Development Notes: Commander Cookie
This post is long overdue. I usually prefer to write up development notes for my games as soon as possible after finishing them, but I never got around to putting this one up until now.
Commander Cookie (in Space!) was one of my first games written in ActionScript 3. I wanted to do something simple to help me get up to speed with the new language. I figured making a clone of a classic arcade game (Asteroids) would let me focus on the programming without getting caught up in gameplay issues.
The graphical concept for Commander Cookie was inspired by this fantastic stop-motion short Game Over by Pes.
The film recreates a lot of the classic arcade games, and I thought it would be really great if you could somehow create a playable version of that. A stop-motion game, instead of just a stop-motion film.
As I said, part of the goal in making this game was to get comfortable programming in Actionscript 3. The transition wasn’t too tough, though it took a while to get the hang of some of the trickier concepts like the display list and events. Colin Moock’s book Essential Actionscript 3.0 was a lot of help when I was first getting started.
Gary Rosenzweig’s AS3 Game Programming University was a lot of help too. Although it’s a bit on the simple side in terms of programming concepts, it was really helpful to see games being built in AS3. He even has an Asteroids-style game as one of the examples in the book.
In order to create a stop-motion feel for the game I had to create all the graphics with photos of real-world objects. I settled on the concept of having all of the elements made of candy or junk food: the asteroids are cookies of different sizes, the player’s ship is made from Good & Plenty, the enemy ship from Mike & Ikes, and the bullets are Nerds. I used gummy letters and some other numbers and letters from the craft store to create the scores and in-game text.
Next began the painstaking task of masking out all the assets in Photoshop (removing them from the background). This took quite a while since a lot of the elements would be animated, meaning a single object would be made up of multiple photos.
I was immediately disappointed with the results when I started importing the photo assets into the game. Everything looked too smooth and computer-animated, instead of having that jerky stop-motion feel.
I was able to add some artificial jerkiness to some of the elements (like the score at the bottom and the ‘Level Clear’ message), but overall I still think everything moves too smoothly.

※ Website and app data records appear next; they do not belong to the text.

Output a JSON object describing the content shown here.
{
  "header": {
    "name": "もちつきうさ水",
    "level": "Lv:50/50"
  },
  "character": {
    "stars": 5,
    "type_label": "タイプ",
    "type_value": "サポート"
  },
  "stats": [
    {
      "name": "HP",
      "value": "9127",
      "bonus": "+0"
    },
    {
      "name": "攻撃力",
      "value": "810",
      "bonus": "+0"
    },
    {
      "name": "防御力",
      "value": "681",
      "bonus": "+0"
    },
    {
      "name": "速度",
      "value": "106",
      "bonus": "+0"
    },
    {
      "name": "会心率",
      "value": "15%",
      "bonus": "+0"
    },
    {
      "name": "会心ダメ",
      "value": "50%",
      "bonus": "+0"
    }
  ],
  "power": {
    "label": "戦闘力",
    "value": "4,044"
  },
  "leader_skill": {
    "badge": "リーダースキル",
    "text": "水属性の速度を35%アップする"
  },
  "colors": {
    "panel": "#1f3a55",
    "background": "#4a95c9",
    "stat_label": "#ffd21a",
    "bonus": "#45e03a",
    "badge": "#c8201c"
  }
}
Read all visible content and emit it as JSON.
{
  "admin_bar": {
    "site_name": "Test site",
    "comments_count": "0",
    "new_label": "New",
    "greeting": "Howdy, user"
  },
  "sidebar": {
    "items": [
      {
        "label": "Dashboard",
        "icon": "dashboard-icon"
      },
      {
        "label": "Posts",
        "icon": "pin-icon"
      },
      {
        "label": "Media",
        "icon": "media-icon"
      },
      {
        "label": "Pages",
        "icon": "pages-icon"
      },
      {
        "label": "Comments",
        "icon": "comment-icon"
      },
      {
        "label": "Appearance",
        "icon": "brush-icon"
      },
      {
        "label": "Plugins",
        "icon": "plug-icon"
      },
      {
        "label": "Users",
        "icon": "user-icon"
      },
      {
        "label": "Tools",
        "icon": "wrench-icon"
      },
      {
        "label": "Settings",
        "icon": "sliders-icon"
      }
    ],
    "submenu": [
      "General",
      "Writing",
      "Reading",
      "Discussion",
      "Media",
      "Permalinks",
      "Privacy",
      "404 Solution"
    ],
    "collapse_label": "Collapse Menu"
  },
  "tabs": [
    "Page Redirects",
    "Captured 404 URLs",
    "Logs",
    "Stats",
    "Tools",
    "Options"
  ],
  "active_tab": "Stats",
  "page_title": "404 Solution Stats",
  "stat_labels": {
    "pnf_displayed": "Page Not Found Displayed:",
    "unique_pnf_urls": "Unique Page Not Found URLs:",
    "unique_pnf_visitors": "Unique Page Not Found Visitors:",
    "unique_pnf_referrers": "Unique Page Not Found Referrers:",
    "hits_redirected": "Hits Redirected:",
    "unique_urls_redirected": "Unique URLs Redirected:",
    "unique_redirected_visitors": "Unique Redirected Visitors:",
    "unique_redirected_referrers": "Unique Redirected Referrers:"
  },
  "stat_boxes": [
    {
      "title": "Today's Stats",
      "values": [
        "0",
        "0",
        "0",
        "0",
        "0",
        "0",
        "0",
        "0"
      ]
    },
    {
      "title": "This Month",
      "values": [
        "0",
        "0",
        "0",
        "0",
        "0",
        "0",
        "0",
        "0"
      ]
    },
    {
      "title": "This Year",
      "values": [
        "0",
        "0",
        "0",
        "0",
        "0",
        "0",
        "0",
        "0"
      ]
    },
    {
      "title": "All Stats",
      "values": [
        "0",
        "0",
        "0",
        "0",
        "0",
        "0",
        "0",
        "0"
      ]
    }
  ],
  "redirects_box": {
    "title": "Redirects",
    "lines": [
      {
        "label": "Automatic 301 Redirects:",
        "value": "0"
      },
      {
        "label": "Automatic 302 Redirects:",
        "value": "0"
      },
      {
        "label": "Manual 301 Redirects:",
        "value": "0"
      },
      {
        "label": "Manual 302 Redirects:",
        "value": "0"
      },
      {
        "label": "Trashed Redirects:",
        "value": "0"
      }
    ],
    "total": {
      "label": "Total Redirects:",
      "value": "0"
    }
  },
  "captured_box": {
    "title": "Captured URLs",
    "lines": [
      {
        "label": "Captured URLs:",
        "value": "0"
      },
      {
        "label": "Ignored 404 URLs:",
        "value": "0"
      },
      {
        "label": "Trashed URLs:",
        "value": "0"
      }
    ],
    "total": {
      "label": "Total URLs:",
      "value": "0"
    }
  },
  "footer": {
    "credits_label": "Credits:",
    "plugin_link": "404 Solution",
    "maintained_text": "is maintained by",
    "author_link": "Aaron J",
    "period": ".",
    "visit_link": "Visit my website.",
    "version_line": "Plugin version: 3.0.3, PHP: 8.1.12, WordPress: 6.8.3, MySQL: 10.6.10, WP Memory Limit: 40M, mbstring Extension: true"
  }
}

Another big problem was that I decided to rotate the elements programmatically, instead of taking separate photos of the objects rotated to different degrees like you would in a stop-motion film. This contributes to the too-smooth feeling, but it also means that the shadows on the objects rotate with the objects, which is enough to break the stop-motion illusion. I briefly considered trying to re-shoot all the objects with multiple degrees of rotation, but it would have been a huge task to mask out all those photos and the extra assets would have increased the file size of the final game by orders of magnitude.
I also don’t think it’s apparent enough that all of the elements are photos of actual objects. This is mostly just due to my inexperience with this style of stop-motion. Most of the genius of the Pes videos is how he is able to use objects that are very recognizable and transform them into something else through animation.
In the end I accomplished my main goal of learning enough Actionscript 3 to make a real game, but the game I made isn’t that great. It doesn’t have enough of the stop-motion feel to be as visually stunning as I had hoped, and since it’s just a clone of a very familiar game, it isn’t original enough in its gameplay to be much fun to play for long.
But don’t let that dissuade you from giving it a try:
Play Commander Cookie (in Space!)
Let me know what you think.